Problem statement:
Entries follow. Return each line that contains the word "Публичная".

Data records:
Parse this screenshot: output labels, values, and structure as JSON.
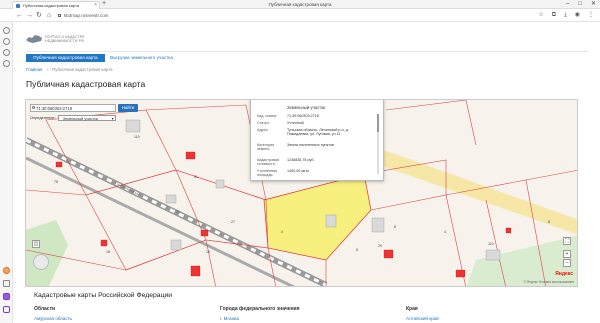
{
  "browser": {
    "tab_title": "Публичная кадастровая карта",
    "window_title": "Публичная кадастровая карта",
    "new_tab": "+",
    "url": "kb3map.rosreestr.com",
    "controls": [
      "–",
      "□",
      "✕"
    ]
  },
  "header": {
    "logo_text": "ПОРТАЛ О КАДАСТРЕ НЕДВИЖИМОСТИ РФ"
  },
  "nav": {
    "primary_button": "Публичная кадастровая карта",
    "export_link": "Выгрузка земельного участка"
  },
  "breadcrumb": [
    "Главная",
    "›",
    "Публичная кадастровая карта"
  ],
  "page_title": "Публичная кадастровая карта",
  "map": {
    "search_value": "71:30:060303:2718",
    "find_button": "Найти",
    "filter_label": "Определение:",
    "filter_value": "Земельный участок",
    "parcel_labels": [
      "78",
      "119",
      "71",
      "31",
      "16",
      "27",
      "18",
      "4",
      "5",
      "29",
      "8",
      "4",
      "110",
      "8"
    ],
    "road_label": "ул. Демидовская",
    "zoom_in": "+",
    "zoom_out": "–",
    "fullscreen": "⛶",
    "yandex_logo": "Яндекс",
    "footer_text": "© Яндекс Условия использования",
    "popup": {
      "title": "Земельный участок",
      "rows": [
        {
          "k": "Кад. номер:",
          "v": "71:30:060303:2718"
        },
        {
          "k": "Статус:",
          "v": "Учтенный"
        },
        {
          "k": "Адрес:",
          "v": "Тульская область, Ленинский р-н, д. Пожидаевка, ул. Луговая, уч 11"
        },
        {
          "k": "Категория земель:",
          "v": "Земли населенных пунктов"
        },
        {
          "k": "Кадастровая стоимость:",
          "v": "1248836,78 руб."
        },
        {
          "k": "Уточненная площадь:",
          "v": "1400,00 кв.м"
        }
      ]
    }
  },
  "regions": {
    "title": "Кадастровые карты Российской Федерации",
    "columns": [
      {
        "heading": "Области",
        "first_link": "Амурская область"
      },
      {
        "heading": "Города федерального значения",
        "first_link": "г. Москва"
      },
      {
        "heading": "Края",
        "first_link": "Алтайский край"
      }
    ]
  }
}
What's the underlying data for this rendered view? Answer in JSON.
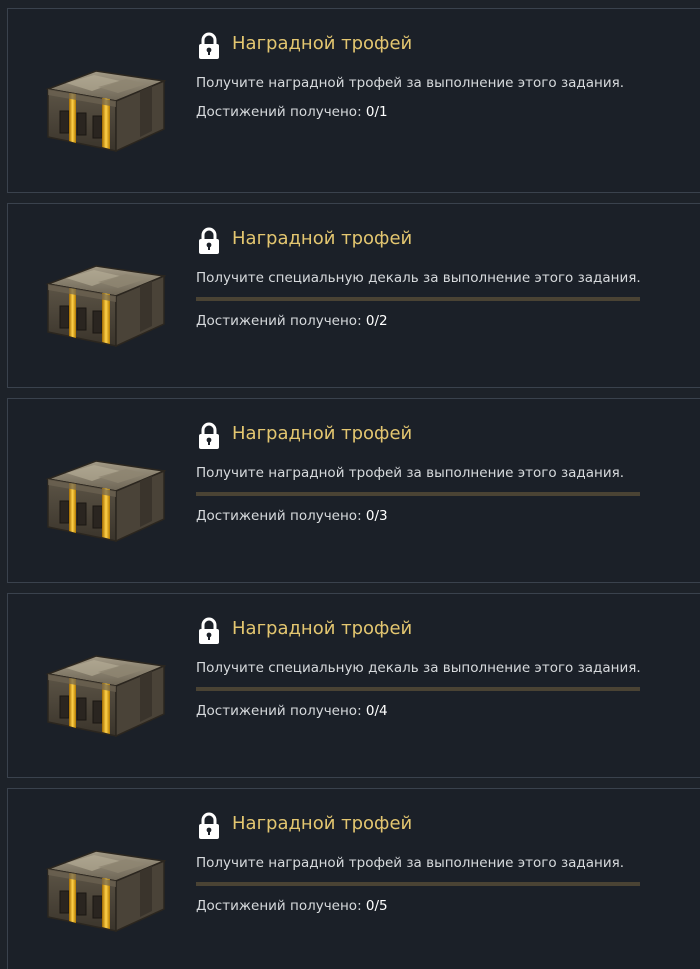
{
  "cards": [
    {
      "title": "Наградной трофей",
      "description": "Получите наградной трофей за выполнение этого задания.",
      "count_label": "Достижений получено:",
      "count_value": "0/1",
      "progress": 0,
      "show_bar": false
    },
    {
      "title": "Наградной трофей",
      "description": "Получите специальную декаль за выполнение этого задания.",
      "count_label": "Достижений получено:",
      "count_value": "0/2",
      "progress": 0,
      "show_bar": true
    },
    {
      "title": "Наградной трофей",
      "description": "Получите наградной трофей за выполнение этого задания.",
      "count_label": "Достижений получено:",
      "count_value": "0/3",
      "progress": 0,
      "show_bar": true
    },
    {
      "title": "Наградной трофей",
      "description": "Получите специальную декаль за выполнение этого задания.",
      "count_label": "Достижений получено:",
      "count_value": "0/4",
      "progress": 0,
      "show_bar": true
    },
    {
      "title": "Наградной трофей",
      "description": "Получите наградной трофей за выполнение этого задания.",
      "count_label": "Достижений получено:",
      "count_value": "0/5",
      "progress": 0,
      "show_bar": true
    }
  ],
  "icons": {
    "chest": "reward-chest-icon",
    "lock": "padlock-icon"
  },
  "colors": {
    "title": "#e3c670",
    "text": "#d7dadd",
    "card_bg": "#1b2028",
    "border": "#3a424d",
    "bar_track": "#4a4334",
    "chest_gold": "#f0b820"
  }
}
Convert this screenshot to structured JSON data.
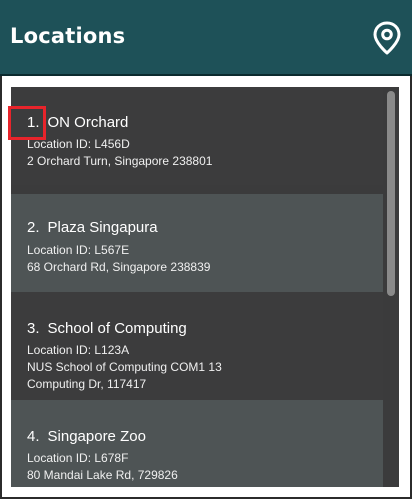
{
  "header": {
    "title": "Locations",
    "icon": "map-pin-icon"
  },
  "locations": [
    {
      "index": "1.",
      "name": "ON Orchard",
      "id_line": "Location ID: L456D",
      "address_lines": [
        "2 Orchard Turn, Singapore 238801"
      ]
    },
    {
      "index": "2.",
      "name": "Plaza Singapura",
      "id_line": "Location ID: L567E",
      "address_lines": [
        "68 Orchard Rd, Singapore 238839"
      ]
    },
    {
      "index": "3.",
      "name": "School of Computing",
      "id_line": "Location ID: L123A",
      "address_lines": [
        "NUS School of Computing COM1 13",
        "Computing Dr, 117417"
      ]
    },
    {
      "index": "4.",
      "name": "Singapore Zoo",
      "id_line": "Location ID: L678F",
      "address_lines": [
        "80 Mandai Lake Rd, 729826"
      ]
    }
  ],
  "colors": {
    "header_bg": "#1e5158",
    "item_dark": "#3c3c3d",
    "item_light": "#4e5455",
    "highlight": "#e8242b"
  }
}
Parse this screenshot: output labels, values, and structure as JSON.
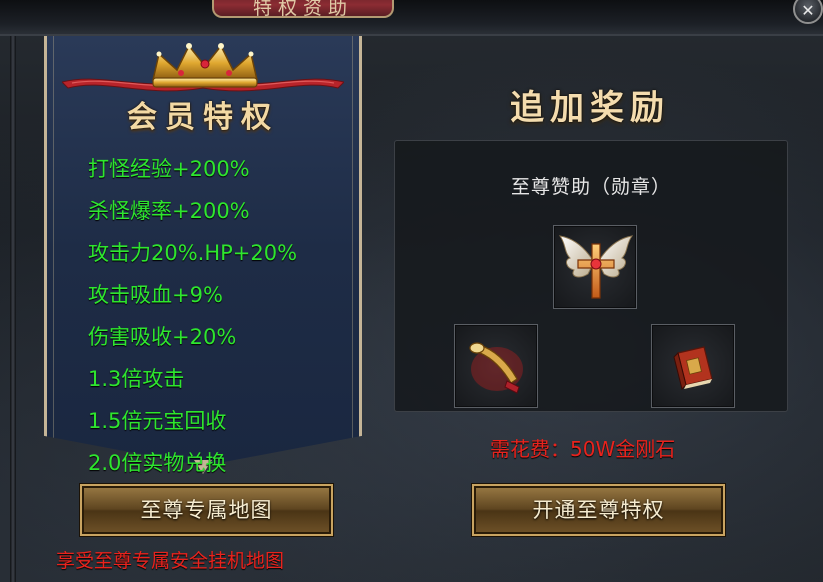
{
  "window": {
    "title": "特权资助",
    "close_glyph": "✕"
  },
  "member_banner": {
    "title": "会员特权",
    "perks": [
      "打怪经验+200%",
      "杀怪爆率+200%",
      "攻击力20%.HP+20%",
      "攻击吸血+9%",
      "伤害吸收+20%",
      "1.3倍攻击",
      "1.5倍元宝回收",
      "2.0倍实物兑换"
    ]
  },
  "map_button": {
    "label": "至尊专属地图",
    "note": "享受至尊专属安全挂机地图"
  },
  "bonus": {
    "title": "追加奖励",
    "caption": "至尊赞助（勋章）",
    "items": [
      {
        "icon": "winged-cross-medal-icon"
      },
      {
        "icon": "golden-horn-icon"
      },
      {
        "icon": "red-book-icon"
      }
    ],
    "cost": "需花费：50W金刚石"
  },
  "open_button": {
    "label": "开通至尊特权"
  },
  "colors": {
    "perk_text": "#2ee62e",
    "warning_text": "#e8231d",
    "title_gold": "#f3d9a4",
    "banner_blue": "#1e2c46"
  }
}
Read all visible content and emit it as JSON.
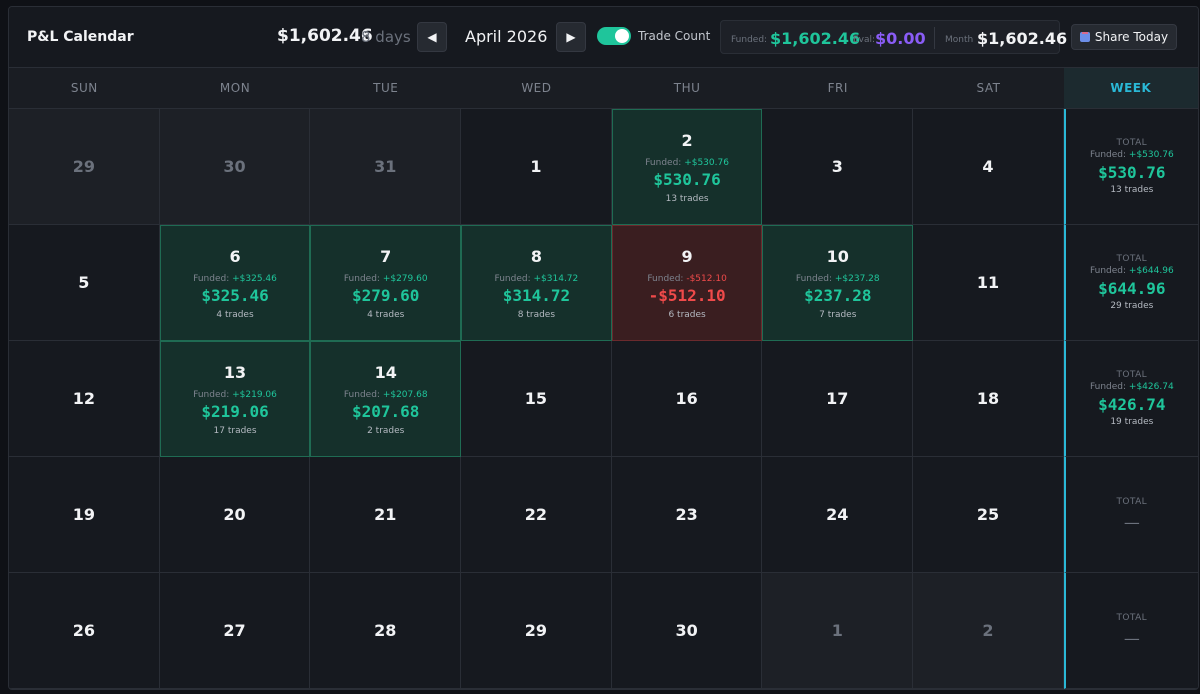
{
  "header": {
    "title": "P&L Calendar",
    "total": "$1,602.46",
    "days": "8 days",
    "month": "April 2026",
    "toggle_label": "Trade Count",
    "funded_label": "Funded:",
    "funded_value": "$1,602.46",
    "eval_label": "Eval:",
    "eval_value": "$0.00",
    "month_label": "Month",
    "month_value": "$1,602.46",
    "share_label": "Share Today",
    "prev_glyph": "◀",
    "next_glyph": "▶"
  },
  "colors": {
    "accent": "#2ab8d6",
    "positive": "#1fc59b",
    "negative": "#ef4a4a",
    "eval": "#8a5cf6"
  },
  "days_of_week": [
    "SUN",
    "MON",
    "TUE",
    "WED",
    "THU",
    "FRI",
    "SAT"
  ],
  "week_header": "WEEK",
  "funded_prefix": "Funded: ",
  "weeks": [
    {
      "days": [
        {
          "n": "29",
          "other": true
        },
        {
          "n": "30",
          "other": true
        },
        {
          "n": "31",
          "other": true
        },
        {
          "n": "1"
        },
        {
          "n": "2",
          "type": "pos",
          "funded": "+$530.76",
          "amt": "$530.76",
          "trades": "13 trades"
        },
        {
          "n": "3"
        },
        {
          "n": "4"
        }
      ],
      "summary": {
        "label": "TOTAL",
        "funded": "+$530.76",
        "amt": "$530.76",
        "trades": "13 trades"
      }
    },
    {
      "days": [
        {
          "n": "5"
        },
        {
          "n": "6",
          "type": "pos",
          "funded": "+$325.46",
          "amt": "$325.46",
          "trades": "4 trades"
        },
        {
          "n": "7",
          "type": "pos",
          "funded": "+$279.60",
          "amt": "$279.60",
          "trades": "4 trades"
        },
        {
          "n": "8",
          "type": "pos",
          "funded": "+$314.72",
          "amt": "$314.72",
          "trades": "8 trades"
        },
        {
          "n": "9",
          "type": "neg",
          "funded": "-$512.10",
          "amt": "-$512.10",
          "trades": "6 trades"
        },
        {
          "n": "10",
          "type": "pos",
          "funded": "+$237.28",
          "amt": "$237.28",
          "trades": "7 trades"
        },
        {
          "n": "11"
        }
      ],
      "summary": {
        "label": "TOTAL",
        "funded": "+$644.96",
        "amt": "$644.96",
        "trades": "29 trades"
      }
    },
    {
      "days": [
        {
          "n": "12"
        },
        {
          "n": "13",
          "type": "pos",
          "funded": "+$219.06",
          "amt": "$219.06",
          "trades": "17 trades"
        },
        {
          "n": "14",
          "type": "pos",
          "funded": "+$207.68",
          "amt": "$207.68",
          "trades": "2 trades"
        },
        {
          "n": "15"
        },
        {
          "n": "16"
        },
        {
          "n": "17"
        },
        {
          "n": "18"
        }
      ],
      "summary": {
        "label": "TOTAL",
        "funded": "+$426.74",
        "amt": "$426.74",
        "trades": "19 trades"
      }
    },
    {
      "days": [
        {
          "n": "19"
        },
        {
          "n": "20"
        },
        {
          "n": "21"
        },
        {
          "n": "22"
        },
        {
          "n": "23"
        },
        {
          "n": "24"
        },
        {
          "n": "25"
        }
      ],
      "summary": {
        "label": "TOTAL",
        "empty": "—"
      }
    },
    {
      "days": [
        {
          "n": "26"
        },
        {
          "n": "27"
        },
        {
          "n": "28"
        },
        {
          "n": "29"
        },
        {
          "n": "30"
        },
        {
          "n": "1",
          "other": true
        },
        {
          "n": "2",
          "other": true
        }
      ],
      "summary": {
        "label": "TOTAL",
        "empty": "—"
      }
    }
  ]
}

Your solution:
    "tab_title": "Публичная кадастровая карта",
    "window_title": "Публичная кадастровая карта",
    "primary_button": "Публичная кадастровая карта",
    "Публичная кадастровая карта"
  "page_title": "Публичная кадастровая карта",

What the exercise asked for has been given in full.